Department of Sociology, Social Work and Criminology Receives $1,087,860 Grant Renewal to Support Child Welfare Training in Idaho
The Department of Sociology, Social Work and Criminology recently received a $1 million grant renewal from the Idaho Department of Health and Welfare to help train child welfare workers in Idaho.
The grant helps embedded trainers teach new child welfare workers and veterans through field training, coaching, mentoring and in-service training. These embedded trainers reside in Pocatello, Twin Falls, Boise, Caldwell and Coeur d’Alene and serve in the cities around them. Each area is identified as a hub and allows opportunities for improve the transfer of learning to the field. Each trainer is either a licensed clinical or master’s level social worker, and all have had experience in child welfare.

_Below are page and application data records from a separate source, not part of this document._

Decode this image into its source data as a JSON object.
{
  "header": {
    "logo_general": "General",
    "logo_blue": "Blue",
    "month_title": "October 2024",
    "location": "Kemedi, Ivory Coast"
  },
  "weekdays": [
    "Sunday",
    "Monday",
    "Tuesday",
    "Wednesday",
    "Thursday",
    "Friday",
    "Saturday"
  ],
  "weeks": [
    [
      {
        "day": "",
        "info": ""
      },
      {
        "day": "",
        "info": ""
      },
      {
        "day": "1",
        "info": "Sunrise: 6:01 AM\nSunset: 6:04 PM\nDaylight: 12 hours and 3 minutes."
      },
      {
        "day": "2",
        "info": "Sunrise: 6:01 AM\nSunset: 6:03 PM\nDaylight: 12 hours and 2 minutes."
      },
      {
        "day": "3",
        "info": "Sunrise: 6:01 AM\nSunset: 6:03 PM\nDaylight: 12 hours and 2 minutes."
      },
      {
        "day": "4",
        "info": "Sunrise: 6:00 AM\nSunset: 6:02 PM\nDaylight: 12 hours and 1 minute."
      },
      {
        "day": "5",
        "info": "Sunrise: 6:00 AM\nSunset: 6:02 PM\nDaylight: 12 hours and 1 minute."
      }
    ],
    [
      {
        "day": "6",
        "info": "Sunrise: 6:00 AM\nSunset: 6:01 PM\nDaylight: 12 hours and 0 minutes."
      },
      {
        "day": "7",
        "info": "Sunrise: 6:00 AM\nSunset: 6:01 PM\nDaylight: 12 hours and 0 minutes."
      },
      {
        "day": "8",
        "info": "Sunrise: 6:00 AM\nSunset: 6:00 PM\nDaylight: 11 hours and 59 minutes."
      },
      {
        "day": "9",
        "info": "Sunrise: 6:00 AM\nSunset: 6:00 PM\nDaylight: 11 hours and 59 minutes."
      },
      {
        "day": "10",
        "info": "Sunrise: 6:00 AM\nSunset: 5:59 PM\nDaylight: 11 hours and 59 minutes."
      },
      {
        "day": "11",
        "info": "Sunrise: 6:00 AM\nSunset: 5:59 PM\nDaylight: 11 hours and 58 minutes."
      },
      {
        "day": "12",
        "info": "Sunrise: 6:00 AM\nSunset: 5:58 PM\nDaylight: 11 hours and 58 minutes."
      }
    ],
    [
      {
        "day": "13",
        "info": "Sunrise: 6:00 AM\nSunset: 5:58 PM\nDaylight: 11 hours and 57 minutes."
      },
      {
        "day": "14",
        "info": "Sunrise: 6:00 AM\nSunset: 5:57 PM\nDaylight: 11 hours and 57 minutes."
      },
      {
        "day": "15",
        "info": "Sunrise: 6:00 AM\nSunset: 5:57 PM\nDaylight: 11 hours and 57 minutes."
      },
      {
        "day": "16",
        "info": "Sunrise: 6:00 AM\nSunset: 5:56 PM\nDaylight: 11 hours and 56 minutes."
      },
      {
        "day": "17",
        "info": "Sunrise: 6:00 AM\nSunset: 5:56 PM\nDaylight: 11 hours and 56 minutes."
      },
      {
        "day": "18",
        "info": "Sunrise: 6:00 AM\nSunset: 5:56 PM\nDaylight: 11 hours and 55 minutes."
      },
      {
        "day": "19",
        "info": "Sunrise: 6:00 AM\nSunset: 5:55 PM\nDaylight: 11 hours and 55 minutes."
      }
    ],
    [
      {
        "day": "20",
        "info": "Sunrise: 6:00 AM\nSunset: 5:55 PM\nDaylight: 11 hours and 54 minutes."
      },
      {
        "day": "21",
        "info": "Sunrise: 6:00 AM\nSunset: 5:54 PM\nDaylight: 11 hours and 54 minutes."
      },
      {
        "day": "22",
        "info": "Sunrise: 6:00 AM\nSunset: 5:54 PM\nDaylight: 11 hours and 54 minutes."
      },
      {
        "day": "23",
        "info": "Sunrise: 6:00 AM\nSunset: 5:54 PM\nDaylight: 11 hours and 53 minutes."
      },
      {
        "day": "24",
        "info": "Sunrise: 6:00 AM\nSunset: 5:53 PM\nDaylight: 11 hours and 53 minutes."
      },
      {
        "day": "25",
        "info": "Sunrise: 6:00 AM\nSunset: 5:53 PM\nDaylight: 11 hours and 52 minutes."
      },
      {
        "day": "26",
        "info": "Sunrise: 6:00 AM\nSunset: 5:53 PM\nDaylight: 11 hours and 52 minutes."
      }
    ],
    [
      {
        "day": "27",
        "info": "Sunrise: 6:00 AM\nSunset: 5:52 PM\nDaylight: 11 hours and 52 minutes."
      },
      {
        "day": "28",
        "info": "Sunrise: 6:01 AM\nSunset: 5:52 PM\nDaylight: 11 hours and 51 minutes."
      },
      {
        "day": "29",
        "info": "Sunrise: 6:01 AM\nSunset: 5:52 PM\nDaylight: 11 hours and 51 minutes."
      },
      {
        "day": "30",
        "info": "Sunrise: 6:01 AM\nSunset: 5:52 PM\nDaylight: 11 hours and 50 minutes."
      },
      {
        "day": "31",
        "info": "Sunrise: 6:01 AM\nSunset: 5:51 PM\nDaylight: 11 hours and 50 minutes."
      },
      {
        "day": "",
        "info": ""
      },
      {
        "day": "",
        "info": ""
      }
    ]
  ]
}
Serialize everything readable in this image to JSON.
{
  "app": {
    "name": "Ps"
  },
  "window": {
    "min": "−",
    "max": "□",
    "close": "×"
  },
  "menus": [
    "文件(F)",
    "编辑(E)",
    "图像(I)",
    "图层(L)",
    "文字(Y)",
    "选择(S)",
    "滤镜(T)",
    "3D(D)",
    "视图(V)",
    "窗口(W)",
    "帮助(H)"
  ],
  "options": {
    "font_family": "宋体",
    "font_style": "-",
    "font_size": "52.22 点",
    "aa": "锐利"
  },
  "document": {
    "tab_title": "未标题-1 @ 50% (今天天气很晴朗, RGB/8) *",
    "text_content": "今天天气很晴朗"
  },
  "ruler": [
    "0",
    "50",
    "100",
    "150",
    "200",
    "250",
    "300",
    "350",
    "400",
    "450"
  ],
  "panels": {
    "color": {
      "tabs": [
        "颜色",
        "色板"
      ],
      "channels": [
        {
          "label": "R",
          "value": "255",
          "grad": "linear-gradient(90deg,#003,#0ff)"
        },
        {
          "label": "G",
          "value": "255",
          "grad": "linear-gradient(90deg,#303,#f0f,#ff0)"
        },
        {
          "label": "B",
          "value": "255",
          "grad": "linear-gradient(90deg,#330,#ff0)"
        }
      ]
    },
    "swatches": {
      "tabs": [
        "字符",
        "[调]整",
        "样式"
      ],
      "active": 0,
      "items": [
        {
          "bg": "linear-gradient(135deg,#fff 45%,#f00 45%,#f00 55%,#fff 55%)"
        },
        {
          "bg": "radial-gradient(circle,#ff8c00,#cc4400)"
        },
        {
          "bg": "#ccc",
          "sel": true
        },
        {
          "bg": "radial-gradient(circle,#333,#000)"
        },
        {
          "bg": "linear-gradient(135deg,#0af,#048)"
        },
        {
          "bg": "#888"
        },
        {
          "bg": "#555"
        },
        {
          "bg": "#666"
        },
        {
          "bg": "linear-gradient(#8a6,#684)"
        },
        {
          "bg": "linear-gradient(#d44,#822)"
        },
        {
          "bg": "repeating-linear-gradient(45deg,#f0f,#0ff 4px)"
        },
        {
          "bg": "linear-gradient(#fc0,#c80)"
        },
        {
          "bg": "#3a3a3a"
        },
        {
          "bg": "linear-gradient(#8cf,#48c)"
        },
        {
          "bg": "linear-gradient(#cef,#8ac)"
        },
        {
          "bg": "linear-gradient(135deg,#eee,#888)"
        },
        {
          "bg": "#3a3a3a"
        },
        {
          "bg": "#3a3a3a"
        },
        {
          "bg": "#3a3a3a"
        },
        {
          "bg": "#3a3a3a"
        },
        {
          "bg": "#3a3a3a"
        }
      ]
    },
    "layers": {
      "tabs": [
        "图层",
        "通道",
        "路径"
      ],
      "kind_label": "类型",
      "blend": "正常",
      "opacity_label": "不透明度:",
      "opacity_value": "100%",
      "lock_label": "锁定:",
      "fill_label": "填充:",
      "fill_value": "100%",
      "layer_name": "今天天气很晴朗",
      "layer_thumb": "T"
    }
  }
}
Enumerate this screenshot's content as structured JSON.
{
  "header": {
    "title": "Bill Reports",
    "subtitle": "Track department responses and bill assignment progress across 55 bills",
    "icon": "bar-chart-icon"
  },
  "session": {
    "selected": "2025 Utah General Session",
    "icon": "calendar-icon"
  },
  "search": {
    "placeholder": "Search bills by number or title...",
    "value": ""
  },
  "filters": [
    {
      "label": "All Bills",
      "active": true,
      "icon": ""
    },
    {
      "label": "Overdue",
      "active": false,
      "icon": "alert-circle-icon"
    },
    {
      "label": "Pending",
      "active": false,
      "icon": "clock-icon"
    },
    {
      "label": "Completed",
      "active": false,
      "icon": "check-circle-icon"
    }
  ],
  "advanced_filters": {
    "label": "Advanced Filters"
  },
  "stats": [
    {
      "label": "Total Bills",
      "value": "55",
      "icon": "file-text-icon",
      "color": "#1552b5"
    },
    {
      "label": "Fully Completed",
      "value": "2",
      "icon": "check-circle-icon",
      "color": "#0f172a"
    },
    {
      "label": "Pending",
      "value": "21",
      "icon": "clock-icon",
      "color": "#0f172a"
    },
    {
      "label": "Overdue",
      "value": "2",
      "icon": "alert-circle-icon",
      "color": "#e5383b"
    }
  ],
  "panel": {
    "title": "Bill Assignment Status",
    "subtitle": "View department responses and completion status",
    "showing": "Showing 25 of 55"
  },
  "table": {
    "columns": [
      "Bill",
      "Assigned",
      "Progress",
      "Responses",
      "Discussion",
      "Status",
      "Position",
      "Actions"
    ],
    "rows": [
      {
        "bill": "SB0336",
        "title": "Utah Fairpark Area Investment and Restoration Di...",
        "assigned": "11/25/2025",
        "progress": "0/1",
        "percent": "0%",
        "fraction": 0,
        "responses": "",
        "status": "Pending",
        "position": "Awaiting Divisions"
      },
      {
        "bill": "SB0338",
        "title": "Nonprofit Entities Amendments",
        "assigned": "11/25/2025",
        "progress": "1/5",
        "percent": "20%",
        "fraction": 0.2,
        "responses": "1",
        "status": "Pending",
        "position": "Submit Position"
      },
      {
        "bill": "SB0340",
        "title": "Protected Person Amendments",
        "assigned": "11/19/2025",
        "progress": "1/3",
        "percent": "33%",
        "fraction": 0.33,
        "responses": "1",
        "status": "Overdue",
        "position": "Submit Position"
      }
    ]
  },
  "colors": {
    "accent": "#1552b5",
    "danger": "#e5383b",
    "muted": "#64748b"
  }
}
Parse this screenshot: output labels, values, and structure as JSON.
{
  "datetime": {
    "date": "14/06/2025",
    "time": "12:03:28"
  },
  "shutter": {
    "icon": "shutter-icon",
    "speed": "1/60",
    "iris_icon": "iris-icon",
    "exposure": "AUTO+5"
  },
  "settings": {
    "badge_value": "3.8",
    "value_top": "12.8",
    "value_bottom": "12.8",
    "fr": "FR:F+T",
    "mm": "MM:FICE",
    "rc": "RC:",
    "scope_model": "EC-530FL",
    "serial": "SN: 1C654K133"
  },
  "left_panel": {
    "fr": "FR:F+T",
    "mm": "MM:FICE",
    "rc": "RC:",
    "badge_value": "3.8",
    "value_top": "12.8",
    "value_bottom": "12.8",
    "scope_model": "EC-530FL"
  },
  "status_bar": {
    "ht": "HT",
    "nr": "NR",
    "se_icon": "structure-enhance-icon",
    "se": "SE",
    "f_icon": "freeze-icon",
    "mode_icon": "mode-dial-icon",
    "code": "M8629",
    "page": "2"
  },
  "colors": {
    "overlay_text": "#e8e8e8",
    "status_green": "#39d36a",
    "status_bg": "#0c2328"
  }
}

Staci Jensen-Hart, ISU associate professor of social work, said this two-year renewal of the grant will help beef up curriculum development and the evaluation process of child welfare workers to ensure their training is effective. A new curriculum section in the training focuses on increasing awareness of secondary traumatic stress in child welfare workers and building resiliency in hearing about a traumatic experience from someone else. Jensen-Hart said recognizing and addressing symptoms of secondary traumatic stress and developing resiliency strategies help increase worker retention rates and job satisfaction, which in turn positively impacts children and families.
Idaho State University initially received the training grant in December 2010 to provide an embedded approach in child welfare training. This grant was renewed until 2018.
The ISU Department of Sociology, Social Work and Criminology also helps students who are interested in going into child welfare work to obtain internships before graduation through a contract with the Idaho Title IV-E Child Welfare Scholar’s Stipend Program. The program awards stipends for students who qualify and who are committed to practicing child welfare work in Idaho.
“The program benefits students in our social work program in helping them have more direct access to the field,” Jensen-Hart said. “It also helps them understand the things that are currently happening in the practice and to be more successful when they graduate.”